football, basketball, etc., we might need to reevaluate how we are living our own lives.
STUDENT - 5 Currently my play time is flag football. Even though I am working full-time, going to school full-time and I have to drive an hour and a half each week to play, I know that flag football is something I need in my life. When I am on the field, it is the one time during my week where I don’t even think about work or school; every time that I step on the field the only thing running through my mind is whether I am running a post, a hook or a slant and how I am going to rip that flag from the opposing team member. If we don’t have regular times in our lives when we are able to clear our mind of all the responsibilities of our job, we, ourselves, won’t understand the sacredness of play time. A couple of my girls asked me to give them softball lessons after church one Sunday and when their friends heard about it, they wanted to come also. Pretty soon we had record numbers of kids showing up for Sunday School so that they could stay after church and play softball. It requires no planning on my part to show up and play ball and I enjoy it as much as the youth do. Through the act of playing, I am implicitly teaching my youth that it is alright to relax and have fun, even if you are Christian.
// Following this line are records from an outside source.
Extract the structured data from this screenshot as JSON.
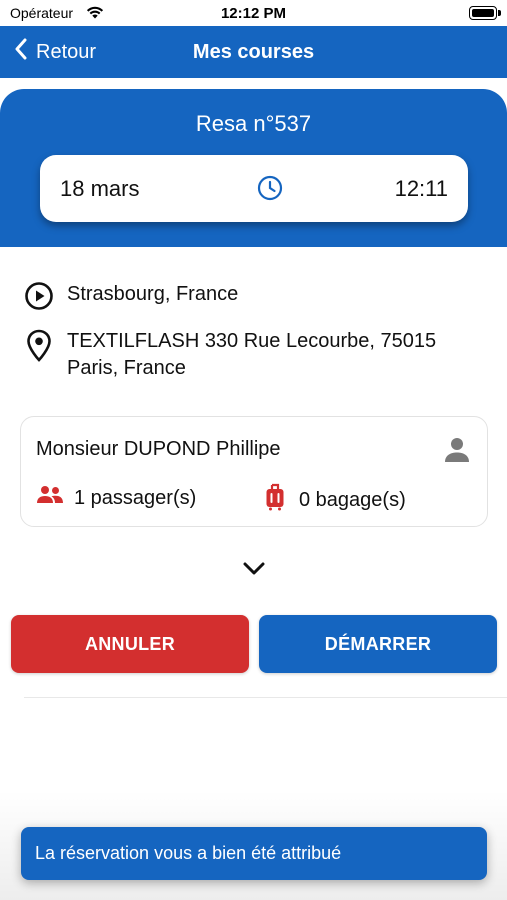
{
  "status_bar": {
    "carrier": "Opérateur",
    "time": "12:12 PM"
  },
  "nav": {
    "back_label": "Retour",
    "title": "Mes courses",
    "color": "#1565c0"
  },
  "booking": {
    "title": "Resa n°537",
    "date": "18 mars",
    "time": "12:11"
  },
  "addresses": {
    "start": "Strasbourg, France",
    "end": "TEXTILFLASH 330 Rue Lecourbe, 75015 Paris, France"
  },
  "passenger": {
    "name": "Monsieur DUPOND Phillipe",
    "passengers": "1 passager(s)",
    "luggage": "0 bagage(s)"
  },
  "actions": {
    "cancel_label": "ANNULER",
    "start_label": "DÉMARRER",
    "cancel_color": "#d32f2f",
    "start_color": "#1565c0"
  },
  "toast": {
    "message": "La réservation vous a bien été attribué"
  },
  "icons": {
    "back": "chevron-left-icon",
    "clock": "clock-icon",
    "start": "play-circle-icon",
    "end": "location-pin-icon",
    "person": "person-icon",
    "passengers": "group-icon",
    "luggage": "luggage-icon",
    "expand": "chevron-down-icon"
  }
}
My youth also have the chance to see that there is a time to sit down and learn (i.e. Sunday School and our teaching time on Wednesday nights) and also a time to play. Even though I can easily get caught up in the competition of sports, my youth won’t ever see me cursing on the field, because that isn’t a practice of mine even when I am playing against adults who are letting loose a barrage of four letter words. Occasionally the topic of our Sunday School lesson might find its way into our conversation and sometimes it doesn’t. I let the kids organize the games and just play along with them. I see it as my job to find the time and place for our free time, but not to dictate what does or does not happen in that time.
STUDENT - 6 I do want to point out that, while I often use athletics as an example of how to spend free time, this is reflective of my own bias towards sports. By giving our youth free time we need to be open to whatever they choose to do, even if this means sitting on the couch and playing video games. Many youth also love to spend time in artistic endeavors. Even if you are like me and have no artistic ability, it is important to provide opportunities for your youth to play instruments, draw, or write during this free time. I know this is an area that I do not do well in because I would much rather buy a football for the youth group than art supplies, but I need to make a better effort to recognize other interests in our group. I have not yet worked out a regular schedule of rest within my youth ministry, but I hope to start to implement this into the youth schedule the next time I evaluate it. I know that the only way to actually make it happen is to plan it into the schedule because otherwise it will get skipped over the next time that we are trying to get through a unit.
Steph, This is hands down the best white paper I’ve read all semester. It’s excellent in every way. Your theological section provides guidance for your suggestions. Your interpretive section could use a little bit more beef, but it gets the job done. I hope you’ll explore a blueprint on this subject. Excellent! I want you to explore revising and publishing this in a magazine or journal (maybe along with some of your blueprint material).
STUDENT - 7
This action might not be possible to undo. Are you sure you want to continue?